DESCRIPTION OF THE TASK
Every entry below must appear again, exactly as written.

Segment Start: PROVIDED RECORDS

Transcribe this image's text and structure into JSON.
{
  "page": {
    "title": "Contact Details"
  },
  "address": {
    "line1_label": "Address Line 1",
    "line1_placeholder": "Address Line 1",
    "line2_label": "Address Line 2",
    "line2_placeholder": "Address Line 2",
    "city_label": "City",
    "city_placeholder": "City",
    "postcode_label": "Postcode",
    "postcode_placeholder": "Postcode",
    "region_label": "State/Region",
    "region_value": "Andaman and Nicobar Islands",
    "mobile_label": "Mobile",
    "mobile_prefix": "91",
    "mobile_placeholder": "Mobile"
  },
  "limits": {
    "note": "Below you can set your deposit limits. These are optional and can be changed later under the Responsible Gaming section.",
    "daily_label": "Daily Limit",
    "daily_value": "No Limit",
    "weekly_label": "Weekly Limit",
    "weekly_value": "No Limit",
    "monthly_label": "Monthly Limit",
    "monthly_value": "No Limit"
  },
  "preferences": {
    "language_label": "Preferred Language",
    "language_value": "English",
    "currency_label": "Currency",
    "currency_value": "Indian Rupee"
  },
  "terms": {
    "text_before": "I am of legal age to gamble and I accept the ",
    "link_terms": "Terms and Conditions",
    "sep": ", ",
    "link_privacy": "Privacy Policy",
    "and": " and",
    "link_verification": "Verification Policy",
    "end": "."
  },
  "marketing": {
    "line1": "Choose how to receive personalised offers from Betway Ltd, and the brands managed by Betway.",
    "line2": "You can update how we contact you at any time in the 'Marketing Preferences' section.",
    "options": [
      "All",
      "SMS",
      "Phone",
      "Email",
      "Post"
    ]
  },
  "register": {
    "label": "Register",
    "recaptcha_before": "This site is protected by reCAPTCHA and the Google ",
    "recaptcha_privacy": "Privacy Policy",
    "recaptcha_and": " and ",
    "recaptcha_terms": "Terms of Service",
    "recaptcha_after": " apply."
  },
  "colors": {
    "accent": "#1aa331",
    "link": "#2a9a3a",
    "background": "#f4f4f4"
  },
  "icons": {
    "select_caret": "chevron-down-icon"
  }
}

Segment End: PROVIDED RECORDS

RESPONSE BELOW
Transcribe this image's text and structure into JSON.
{
  "page": {
    "title": "Contact Details"
  },
  "address": {
    "line1_label": "Address Line 1",
    "line1_placeholder": "Address Line 1",
    "line2_label": "Address Line 2",
    "line2_placeholder": "Address Line 2",
    "city_label": "City",
    "city_placeholder": "City",
    "postcode_label": "Postcode",
    "postcode_placeholder": "Postcode",
    "region_label": "State/Region",
    "region_value": "Andaman and Nicobar Islands",
    "mobile_label": "Mobile",
    "mobile_prefix": "91",
    "mobile_placeholder": "Mobile"
  },
  "limits": {
    "note": "Below you can set your deposit limits. These are optional and can be changed later under the Responsible Gaming section.",
    "daily_label": "Daily Limit",
    "daily_value": "No Limit",
    "weekly_label": "Weekly Limit",
    "weekly_value": "No Limit",
    "monthly_label": "Monthly Limit",
    "monthly_value": "No Limit"
  },
  "preferences": {
    "language_label": "Preferred Language",
    "language_value": "English",
    "currency_label": "Currency",
    "currency_value": "Indian Rupee"
  },
  "terms": {
    "text_before": "I am of legal age to gamble and I accept the ",
    "link_terms": "Terms and Conditions",
    "sep": ", ",
    "link_privacy": "Privacy Policy",
    "and": " and",
    "link_verification": "Verification Policy",
    "end": "."
  },
  "marketing": {
    "line1": "Choose how to receive personalised offers from Betway Ltd, and the brands managed by Betway.",
    "line2": "You can update how we contact you at any time in the 'Marketing Preferences' section.",
    "options": [
      "All",
      "SMS",
      "Phone",
      "Email",
      "Post"
    ]
  },
  "register": {
    "label": "Register",
    "recaptcha_before": "This site is protected by reCAPTCHA and the Google ",
    "recaptcha_privacy": "Privacy Policy",
    "recaptcha_and": " and ",
    "recaptcha_terms": "Terms of Service",
    "recaptcha_after": " apply."
  },
  "colors": {
    "accent": "#1aa331",
    "link": "#2a9a3a",
    "background": "#f4f4f4"
  },
  "icons": {
    "select_caret": "chevron-down-icon"
  }
}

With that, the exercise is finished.